Would you repeat all of the records underneath, exactly as written?
Excerpted data: Begin
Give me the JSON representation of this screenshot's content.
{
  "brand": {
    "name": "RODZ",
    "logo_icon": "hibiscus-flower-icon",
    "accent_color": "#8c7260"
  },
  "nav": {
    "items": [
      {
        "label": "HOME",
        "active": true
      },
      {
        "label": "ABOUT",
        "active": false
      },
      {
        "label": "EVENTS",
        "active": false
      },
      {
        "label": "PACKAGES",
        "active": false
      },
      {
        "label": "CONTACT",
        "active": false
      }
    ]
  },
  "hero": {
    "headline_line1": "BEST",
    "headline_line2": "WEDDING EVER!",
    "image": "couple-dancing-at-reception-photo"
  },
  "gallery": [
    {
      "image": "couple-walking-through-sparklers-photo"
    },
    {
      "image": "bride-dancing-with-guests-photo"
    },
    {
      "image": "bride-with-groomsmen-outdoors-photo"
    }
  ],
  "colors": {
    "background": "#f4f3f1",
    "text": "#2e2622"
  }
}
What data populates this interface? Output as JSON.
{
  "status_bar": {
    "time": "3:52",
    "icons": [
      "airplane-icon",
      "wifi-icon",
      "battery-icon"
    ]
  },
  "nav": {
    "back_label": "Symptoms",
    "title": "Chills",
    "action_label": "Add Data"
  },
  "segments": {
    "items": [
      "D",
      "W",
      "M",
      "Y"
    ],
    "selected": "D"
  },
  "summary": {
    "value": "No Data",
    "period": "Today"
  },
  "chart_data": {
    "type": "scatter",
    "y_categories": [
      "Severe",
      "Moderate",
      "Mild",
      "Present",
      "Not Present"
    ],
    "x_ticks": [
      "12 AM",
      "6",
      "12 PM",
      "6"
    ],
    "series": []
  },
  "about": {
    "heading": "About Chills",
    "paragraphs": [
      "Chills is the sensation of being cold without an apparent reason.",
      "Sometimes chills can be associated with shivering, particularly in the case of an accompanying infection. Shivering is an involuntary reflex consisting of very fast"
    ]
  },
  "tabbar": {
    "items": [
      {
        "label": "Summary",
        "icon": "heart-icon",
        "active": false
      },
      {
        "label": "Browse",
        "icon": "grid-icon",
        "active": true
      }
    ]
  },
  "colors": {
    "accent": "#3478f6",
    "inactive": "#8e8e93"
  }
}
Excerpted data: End
__Solution for this exercise__
Give me the JSON representation of this screenshot's content.
{
  "brand": {
    "name": "RODZ",
    "logo_icon": "hibiscus-flower-icon",
    "accent_color": "#8c7260"
  },
  "nav": {
    "items": [
      {
        "label": "HOME",
        "active": true
      },
      {
        "label": "ABOUT",
        "active": false
      },
      {
        "label": "EVENTS",
        "active": false
      },
      {
        "label": "PACKAGES",
        "active": false
      },
      {
        "label": "CONTACT",
        "active": false
      }
    ]
  },
  "hero": {
    "headline_line1": "BEST",
    "headline_line2": "WEDDING EVER!",
    "image": "couple-dancing-at-reception-photo"
  },
  "gallery": [
    {
      "image": "couple-walking-through-sparklers-photo"
    },
    {
      "image": "bride-dancing-with-guests-photo"
    },
    {
      "image": "bride-with-groomsmen-outdoors-photo"
    }
  ],
  "colors": {
    "background": "#f4f3f1",
    "text": "#2e2622"
  }
}
What data populates this interface? Output as JSON.
{
  "status_bar": {
    "time": "3:52",
    "icons": [
      "airplane-icon",
      "wifi-icon",
      "battery-icon"
    ]
  },
  "nav": {
    "back_label": "Symptoms",
    "title": "Chills",
    "action_label": "Add Data"
  },
  "segments": {
    "items": [
      "D",
      "W",
      "M",
      "Y"
    ],
    "selected": "D"
  },
  "summary": {
    "value": "No Data",
    "period": "Today"
  },
  "chart_data": {
    "type": "scatter",
    "y_categories": [
      "Severe",
      "Moderate",
      "Mild",
      "Present",
      "Not Present"
    ],
    "x_ticks": [
      "12 AM",
      "6",
      "12 PM",
      "6"
    ],
    "series": []
  },
  "about": {
    "heading": "About Chills",
    "paragraphs": [
      "Chills is the sensation of being cold without an apparent reason.",
      "Sometimes chills can be associated with shivering, particularly in the case of an accompanying infection. Shivering is an involuntary reflex consisting of very fast"
    ]
  },
  "tabbar": {
    "items": [
      {
        "label": "Summary",
        "icon": "heart-icon",
        "active": false
      },
      {
        "label": "Browse",
        "icon": "grid-icon",
        "active": true
      }
    ]
  },
  "colors": {
    "accent": "#3478f6",
    "inactive": "#8e8e93"
  }
}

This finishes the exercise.